* Russia drops piracy charges, cuts maximum jail term in
* Activists face up to seven years in prison if convicted
* Greenpeace says charges still unjustified
By Steve Gutterman
MOSCOW, Oct 23 Russia on Wednesday dropped
piracy charges against 30 people involved in a Greenpeace
protest against Arctic oil drilling, replacing them with lesser
offences and cutting the maximum jail sentence they face to
seven years from 15 years.
The charges against activists who protested at a Gazprom
oil platform off Russia's northern coast last month
have been changed from piracy to hooliganism, the federal
Investigative Committee said in a statement.
Greenpeace said the new charges were still "wildly
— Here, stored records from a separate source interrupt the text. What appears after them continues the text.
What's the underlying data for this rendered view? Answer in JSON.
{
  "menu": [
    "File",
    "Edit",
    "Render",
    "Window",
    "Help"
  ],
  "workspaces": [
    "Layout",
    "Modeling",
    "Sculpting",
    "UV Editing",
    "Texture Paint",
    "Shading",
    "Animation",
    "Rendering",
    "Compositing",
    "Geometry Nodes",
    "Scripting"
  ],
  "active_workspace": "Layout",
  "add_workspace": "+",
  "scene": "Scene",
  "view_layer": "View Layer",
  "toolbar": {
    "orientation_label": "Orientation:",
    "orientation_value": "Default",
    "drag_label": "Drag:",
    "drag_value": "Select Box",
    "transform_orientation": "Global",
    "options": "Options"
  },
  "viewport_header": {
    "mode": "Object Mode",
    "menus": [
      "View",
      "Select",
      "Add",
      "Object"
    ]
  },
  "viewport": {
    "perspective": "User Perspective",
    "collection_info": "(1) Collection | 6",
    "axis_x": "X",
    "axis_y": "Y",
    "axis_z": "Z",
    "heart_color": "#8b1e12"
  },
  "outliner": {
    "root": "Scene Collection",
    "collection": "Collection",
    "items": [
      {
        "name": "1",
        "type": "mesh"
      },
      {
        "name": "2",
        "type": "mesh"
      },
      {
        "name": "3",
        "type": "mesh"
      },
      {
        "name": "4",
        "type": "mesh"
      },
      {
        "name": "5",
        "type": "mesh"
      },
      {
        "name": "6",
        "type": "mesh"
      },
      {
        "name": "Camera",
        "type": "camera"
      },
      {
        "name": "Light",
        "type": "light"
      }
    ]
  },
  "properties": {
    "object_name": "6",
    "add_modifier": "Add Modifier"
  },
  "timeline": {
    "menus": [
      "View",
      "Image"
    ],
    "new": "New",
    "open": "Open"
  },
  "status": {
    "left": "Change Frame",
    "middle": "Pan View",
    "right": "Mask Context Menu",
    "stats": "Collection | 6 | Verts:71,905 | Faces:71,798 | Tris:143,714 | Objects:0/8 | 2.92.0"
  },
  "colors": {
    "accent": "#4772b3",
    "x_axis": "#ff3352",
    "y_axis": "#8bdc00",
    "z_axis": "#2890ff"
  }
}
disproportionate" and promised to contest them.
All 30 people who were aboard the Greenpeace ship Arctic
Sunrise during the Sept. 18 protest, in which activists tried to
scale the Prirazlomnaya platform, are being held in detention in
the northern Murmansk region until at least late November.
The Investigative Committee said it had begun the procedure
of pressing the new charges, which carry a maximum sentence of
seven years in prison. The piracy charges were punishable by 10
to 15 years.
Greenpeace said the hooliganism charge "represents nothing
less than an assault on the very principle of peaceful protest".
"This is still a wildly disproportionate charge that carries
up to seven years in jail," Vladimir Chuprov of Greenpeace
Russia said in a statement.
"We will contest the trumped up charge of hooliganism as
strongly as we contested the piracy allegations. They are both
fantasy charges that bear no relation to reality," he said.
"The (activists) are no more hooligans than they were
pirates," he said, adding that they had "protested peacefully
against Gazprom's dangerous oil drilling and should be free."
Russian President Vladimir Putin has said the activists were
clearly not pirates but that they violated international law.
MORE CHARGES POSSIBLE
The Investigative Committee dismissed Greenpeace's claim
that the protest was peaceful, saying "anyone who illegally and
premeditatedly seizes ... a stationary platform is committing a
crime, no matter what their motive."
The committee said the investigation was continuing and
reiterated an earlier statement that it could still bring
additional severe charges against some of the activists,
including the use of force against representatives of the state.
Courts in the Russian city of Murmansk have denied bail to
the 30 people detained - 28 activists, including the crew of the
Arctic Sunrise, and two freelance journalists who were
documenting the protests.
Those arrested include American, Argentinian, Australian,
Brazilian, British, Canadian, Danish, Dutch, Finnish, French,
Italian, New Zealand, Swedish, Swiss, Polish, Russian, Turkish
and Ukrainian citizens.
Greenpeace has said the arrests and charges are meant to
frighten off campaigners protesting against drilling in the
Arctic, a region Putin describes as crucial to Russia's economic
future and its security.
Moscow says the environmental protesters violated a security
zone around Prirazlomnaya, which is Russia's first offshore oil
platform in the Arctic and is scheduled to begin production by
the end of the year after delays.